• _What is being asked_: Go through the entries below and print each one exactly, leaving out pictures.

• _Working data_:

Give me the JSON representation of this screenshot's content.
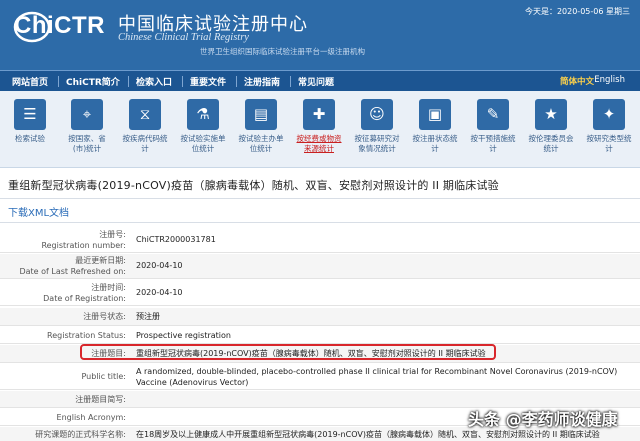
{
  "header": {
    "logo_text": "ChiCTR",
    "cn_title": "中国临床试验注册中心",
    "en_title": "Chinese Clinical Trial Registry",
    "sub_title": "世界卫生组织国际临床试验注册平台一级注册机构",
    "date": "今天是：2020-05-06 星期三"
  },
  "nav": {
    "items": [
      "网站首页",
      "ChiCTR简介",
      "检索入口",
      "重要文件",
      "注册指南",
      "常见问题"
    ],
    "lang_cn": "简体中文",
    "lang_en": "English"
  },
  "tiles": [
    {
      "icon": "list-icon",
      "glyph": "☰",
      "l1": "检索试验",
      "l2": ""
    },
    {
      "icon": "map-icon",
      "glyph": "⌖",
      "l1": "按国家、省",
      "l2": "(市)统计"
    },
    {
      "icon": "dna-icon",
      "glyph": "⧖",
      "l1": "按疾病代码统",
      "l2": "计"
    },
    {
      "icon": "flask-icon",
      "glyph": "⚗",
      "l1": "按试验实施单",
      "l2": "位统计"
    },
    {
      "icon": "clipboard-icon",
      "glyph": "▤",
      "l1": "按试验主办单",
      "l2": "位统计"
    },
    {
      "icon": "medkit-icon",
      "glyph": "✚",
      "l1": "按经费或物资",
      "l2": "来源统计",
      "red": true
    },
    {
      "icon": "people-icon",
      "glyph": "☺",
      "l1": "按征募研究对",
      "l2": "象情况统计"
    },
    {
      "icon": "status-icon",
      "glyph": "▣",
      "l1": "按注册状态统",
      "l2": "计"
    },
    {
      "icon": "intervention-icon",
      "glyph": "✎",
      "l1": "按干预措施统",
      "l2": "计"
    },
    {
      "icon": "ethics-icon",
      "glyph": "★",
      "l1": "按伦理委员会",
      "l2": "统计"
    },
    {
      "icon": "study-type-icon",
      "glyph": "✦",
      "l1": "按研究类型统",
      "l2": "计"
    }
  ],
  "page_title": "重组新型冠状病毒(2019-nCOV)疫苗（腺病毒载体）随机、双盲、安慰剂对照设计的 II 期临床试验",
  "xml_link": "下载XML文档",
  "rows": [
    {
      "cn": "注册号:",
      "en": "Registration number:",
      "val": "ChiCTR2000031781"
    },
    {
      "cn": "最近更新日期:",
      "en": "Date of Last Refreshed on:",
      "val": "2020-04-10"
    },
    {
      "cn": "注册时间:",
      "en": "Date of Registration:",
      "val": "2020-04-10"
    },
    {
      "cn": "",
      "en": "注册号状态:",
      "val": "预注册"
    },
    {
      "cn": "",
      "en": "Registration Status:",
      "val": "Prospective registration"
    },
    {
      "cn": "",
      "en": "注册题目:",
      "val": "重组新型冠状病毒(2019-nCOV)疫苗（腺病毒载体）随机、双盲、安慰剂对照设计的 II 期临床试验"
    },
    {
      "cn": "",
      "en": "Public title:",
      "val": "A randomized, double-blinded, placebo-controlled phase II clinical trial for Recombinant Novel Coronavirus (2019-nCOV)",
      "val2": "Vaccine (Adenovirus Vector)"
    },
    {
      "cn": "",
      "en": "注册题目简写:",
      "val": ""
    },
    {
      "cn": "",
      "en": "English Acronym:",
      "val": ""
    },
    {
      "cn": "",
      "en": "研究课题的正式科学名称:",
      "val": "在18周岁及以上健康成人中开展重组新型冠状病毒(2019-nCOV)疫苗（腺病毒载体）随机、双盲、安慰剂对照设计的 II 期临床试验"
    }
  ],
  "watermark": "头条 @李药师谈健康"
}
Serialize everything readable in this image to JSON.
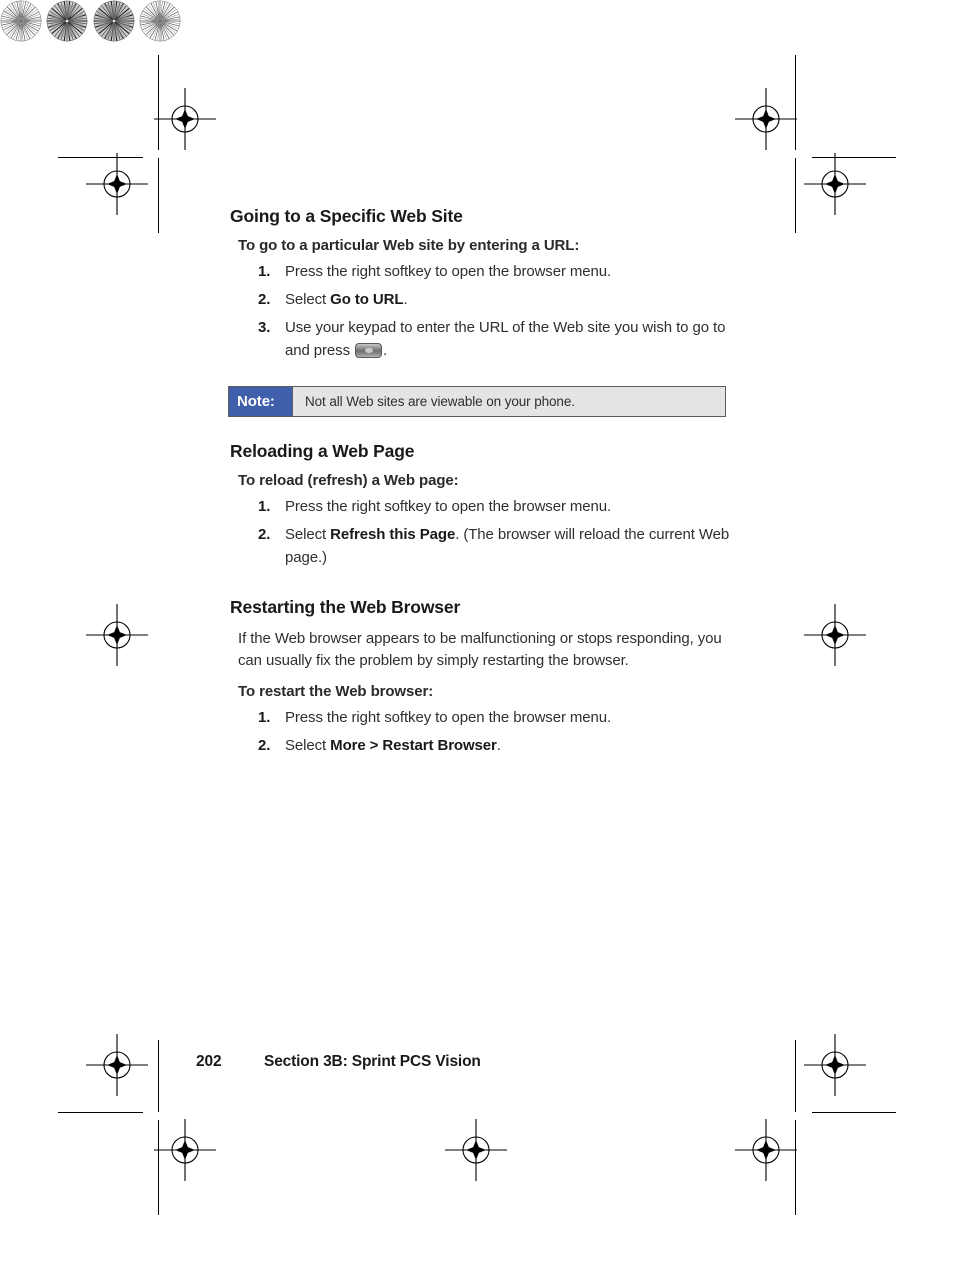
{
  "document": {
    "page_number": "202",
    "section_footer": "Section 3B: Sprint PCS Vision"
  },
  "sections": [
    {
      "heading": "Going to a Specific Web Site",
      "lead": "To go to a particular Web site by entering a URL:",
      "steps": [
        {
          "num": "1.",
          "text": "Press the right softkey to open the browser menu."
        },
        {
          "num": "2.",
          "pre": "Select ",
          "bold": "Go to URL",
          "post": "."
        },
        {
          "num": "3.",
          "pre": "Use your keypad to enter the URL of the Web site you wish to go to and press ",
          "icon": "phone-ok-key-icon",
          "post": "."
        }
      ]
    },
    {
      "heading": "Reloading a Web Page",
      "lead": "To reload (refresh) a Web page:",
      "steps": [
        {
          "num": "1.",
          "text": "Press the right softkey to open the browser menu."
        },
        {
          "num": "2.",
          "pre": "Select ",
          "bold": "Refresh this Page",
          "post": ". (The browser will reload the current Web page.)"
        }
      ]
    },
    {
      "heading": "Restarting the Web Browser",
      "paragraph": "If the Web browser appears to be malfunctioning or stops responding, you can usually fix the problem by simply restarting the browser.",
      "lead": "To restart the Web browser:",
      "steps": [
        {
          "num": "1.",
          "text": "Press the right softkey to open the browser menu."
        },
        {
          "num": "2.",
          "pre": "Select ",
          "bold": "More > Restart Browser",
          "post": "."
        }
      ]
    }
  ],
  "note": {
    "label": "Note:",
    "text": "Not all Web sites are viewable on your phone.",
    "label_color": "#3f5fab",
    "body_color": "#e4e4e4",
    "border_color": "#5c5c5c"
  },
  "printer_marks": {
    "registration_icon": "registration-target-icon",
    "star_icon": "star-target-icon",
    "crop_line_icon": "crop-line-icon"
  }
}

• _Solution_:
Give me the JSON representation of this screenshot's content.
{
  "header": {
    "logo_text": "ChiCTR",
    "cn_title": "中国临床试验注册中心",
    "en_title": "Chinese Clinical Trial Registry",
    "sub_title": "世界卫生组织国际临床试验注册平台一级注册机构",
    "date": "今天是：2020-05-06 星期三"
  },
  "nav": {
    "items": [
      "网站首页",
      "ChiCTR简介",
      "检索入口",
      "重要文件",
      "注册指南",
      "常见问题"
    ],
    "lang_cn": "简体中文",
    "lang_en": "English"
  },
  "tiles": [
    {
      "icon": "list-icon",
      "glyph": "☰",
      "l1": "检索试验",
      "l2": ""
    },
    {
      "icon": "map-icon",
      "glyph": "⌖",
      "l1": "按国家、省",
      "l2": "(市)统计"
    },
    {
      "icon": "dna-icon",
      "glyph": "⧖",
      "l1": "按疾病代码统",
      "l2": "计"
    },
    {
      "icon": "flask-icon",
      "glyph": "⚗",
      "l1": "按试验实施单",
      "l2": "位统计"
    },
    {
      "icon": "clipboard-icon",
      "glyph": "▤",
      "l1": "按试验主办单",
      "l2": "位统计"
    },
    {
      "icon": "medkit-icon",
      "glyph": "✚",
      "l1": "按经费或物资",
      "l2": "来源统计",
      "red": true
    },
    {
      "icon": "people-icon",
      "glyph": "☺",
      "l1": "按征募研究对",
      "l2": "象情况统计"
    },
    {
      "icon": "status-icon",
      "glyph": "▣",
      "l1": "按注册状态统",
      "l2": "计"
    },
    {
      "icon": "intervention-icon",
      "glyph": "✎",
      "l1": "按干预措施统",
      "l2": "计"
    },
    {
      "icon": "ethics-icon",
      "glyph": "★",
      "l1": "按伦理委员会",
      "l2": "统计"
    },
    {
      "icon": "study-type-icon",
      "glyph": "✦",
      "l1": "按研究类型统",
      "l2": "计"
    }
  ],
  "page_title": "重组新型冠状病毒(2019-nCOV)疫苗（腺病毒载体）随机、双盲、安慰剂对照设计的 II 期临床试验",
  "xml_link": "下载XML文档",
  "rows": [
    {
      "cn": "注册号:",
      "en": "Registration number:",
      "val": "ChiCTR2000031781"
    },
    {
      "cn": "最近更新日期:",
      "en": "Date of Last Refreshed on:",
      "val": "2020-04-10"
    },
    {
      "cn": "注册时间:",
      "en": "Date of Registration:",
      "val": "2020-04-10"
    },
    {
      "cn": "",
      "en": "注册号状态:",
      "val": "预注册"
    },
    {
      "cn": "",
      "en": "Registration Status:",
      "val": "Prospective registration"
    },
    {
      "cn": "",
      "en": "注册题目:",
      "val": "重组新型冠状病毒(2019-nCOV)疫苗（腺病毒载体）随机、双盲、安慰剂对照设计的 II 期临床试验"
    },
    {
      "cn": "",
      "en": "Public title:",
      "val": "A randomized, double-blinded, placebo-controlled phase II clinical trial for Recombinant Novel Coronavirus (2019-nCOV)",
      "val2": "Vaccine (Adenovirus Vector)"
    },
    {
      "cn": "",
      "en": "注册题目简写:",
      "val": ""
    },
    {
      "cn": "",
      "en": "English Acronym:",
      "val": ""
    },
    {
      "cn": "",
      "en": "研究课题的正式科学名称:",
      "val": "在18周岁及以上健康成人中开展重组新型冠状病毒(2019-nCOV)疫苗（腺病毒载体）随机、双盲、安慰剂对照设计的 II 期临床试验"
    }
  ],
  "watermark": "头条 @李药师谈健康"
}
Serialize everything readable in this image to JSON.
{
  "document": {
    "page_number": "202",
    "section_footer": "Section 3B: Sprint PCS Vision"
  },
  "sections": [
    {
      "heading": "Going to a Specific Web Site",
      "lead": "To go to a particular Web site by entering a URL:",
      "steps": [
        {
          "num": "1.",
          "text": "Press the right softkey to open the browser menu."
        },
        {
          "num": "2.",
          "pre": "Select ",
          "bold": "Go to URL",
          "post": "."
        },
        {
          "num": "3.",
          "pre": "Use your keypad to enter the URL of the Web site you wish to go to and press ",
          "icon": "phone-ok-key-icon",
          "post": "."
        }
      ]
    },
    {
      "heading": "Reloading a Web Page",
      "lead": "To reload (refresh) a Web page:",
      "steps": [
        {
          "num": "1.",
          "text": "Press the right softkey to open the browser menu."
        },
        {
          "num": "2.",
          "pre": "Select ",
          "bold": "Refresh this Page",
          "post": ". (The browser will reload the current Web page.)"
        }
      ]
    },
    {
      "heading": "Restarting the Web Browser",
      "paragraph": "If the Web browser appears to be malfunctioning or stops responding, you can usually fix the problem by simply restarting the browser.",
      "lead": "To restart the Web browser:",
      "steps": [
        {
          "num": "1.",
          "text": "Press the right softkey to open the browser menu."
        },
        {
          "num": "2.",
          "pre": "Select ",
          "bold": "More > Restart Browser",
          "post": "."
        }
      ]
    }
  ],
  "note": {
    "label": "Note:",
    "text": "Not all Web sites are viewable on your phone.",
    "label_color": "#3f5fab",
    "body_color": "#e4e4e4",
    "border_color": "#5c5c5c"
  },
  "printer_marks": {
    "registration_icon": "registration-target-icon",
    "star_icon": "star-target-icon",
    "crop_line_icon": "crop-line-icon"
  }
}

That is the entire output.